W. Eric Martin
This review first appeared on FunandBoardgames.com.
While games themselves are fun, their names usually aren't. El Grande, Coloretto, Acquire, Cartagena—these names are descriptive and functional, not show-stoppers that attract strangers passing by on the street.
A few winning game names are out there. Hoity Toity inspires curiosity; Wheedle is a hit with SpongeBob SquarePants fans; Tonga Bonga is so goofy that you can't help but chant it; and finally there is Chopstick Dexterity MegaChallenge 3000, Greg Lam's newest game which is blessed with a title that's both descriptive and fun: You challenge other opponents to a dexterity contest using chopsticks, and the loser must pay the winner $3,000.
In Chopstick Dexterity MegaChallenge 3000, players put their chopstick handling skills to the test, not by seeing who can eat more fried squid the fastest, but by trying to claim wooden tokens from a plastic bowl.
The game comes with 25 wooden tokens: five shapes (spool, disc, block, heart, ) in five colors, one plastic "serving bowl," three plastic plates, 30 claim discs, and three pairs of chopsticks. Players dump the tokens in the bowl, take one plate and one pair of chopsticks, then start the game by flipping one of the claim discs face-up.
The disc will usually depict one of the 25 tokens. Players then race to grab all of the tokens that are the same shape or color as this disc and move these tokens onto their plate. There are nine tokens that match this disc, and whoever grabs the most tokens wins the claim disc; in a tie, the tied player who has the object matching the claim disc wins; if neither tied player has this token, the tied players replay the round. (Ties are possible only in three-player games.) Five of the discs depict only a silhouette of one of the tokens; players can grab only tokens of that shape, and ties are broken by having the tied players play another round.
Play continues until all 30 claim discs have been won; whoever holds more discs wins the game.

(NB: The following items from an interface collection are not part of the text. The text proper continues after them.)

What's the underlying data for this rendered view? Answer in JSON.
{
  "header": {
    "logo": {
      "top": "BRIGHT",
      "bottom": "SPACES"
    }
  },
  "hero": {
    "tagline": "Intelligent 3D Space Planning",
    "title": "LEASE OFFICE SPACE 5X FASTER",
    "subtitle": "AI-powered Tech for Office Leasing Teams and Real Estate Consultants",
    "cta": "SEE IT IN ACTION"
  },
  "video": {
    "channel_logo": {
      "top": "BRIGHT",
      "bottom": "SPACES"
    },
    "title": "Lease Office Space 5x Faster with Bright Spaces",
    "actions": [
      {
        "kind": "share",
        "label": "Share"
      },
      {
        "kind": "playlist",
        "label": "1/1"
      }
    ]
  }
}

Chopstick Dexterity MegaChallenge 3000 is as much fun as its name, and is incredibly addictive to play. The rules take two minutes to explain, which means you're playing almost immediately. If the players are of roughly equal skill with their chopstick handling, each round turns into a bitter struggle for tokens; if not, the game is a one-sided blowout. You can handicap players to give youngsters or those who use forks at Asian restaurants an advantage; simply give the inexperienced a head start each round of 10, 15, 20 seconds, then loose the pros on them.
The three-player game can be an exhausting struggle each round, especially with (speaking from experience here) players who have all been to Okinawa and studied karate. They're simultaneously blocking and grabbing, dominating the bowl as if they were starving and fighting for the last noodle on Earth. The rules suggest having the round winner in a three-player game sit out the following round; this change is a good way to both avoid a runaway winner and keep the rounds short with no ties.
Aside from possibly getting a stick in the eye, the only other problem with the game is that two of the colors are too similar. Make sure to clarify with everyone which pieces are which, or simply re-dye or paint the markers to avoid confusion.
Quibbles aside, cheers to Greg Lam for transforming everyday components into a fantastically fun and frantic game.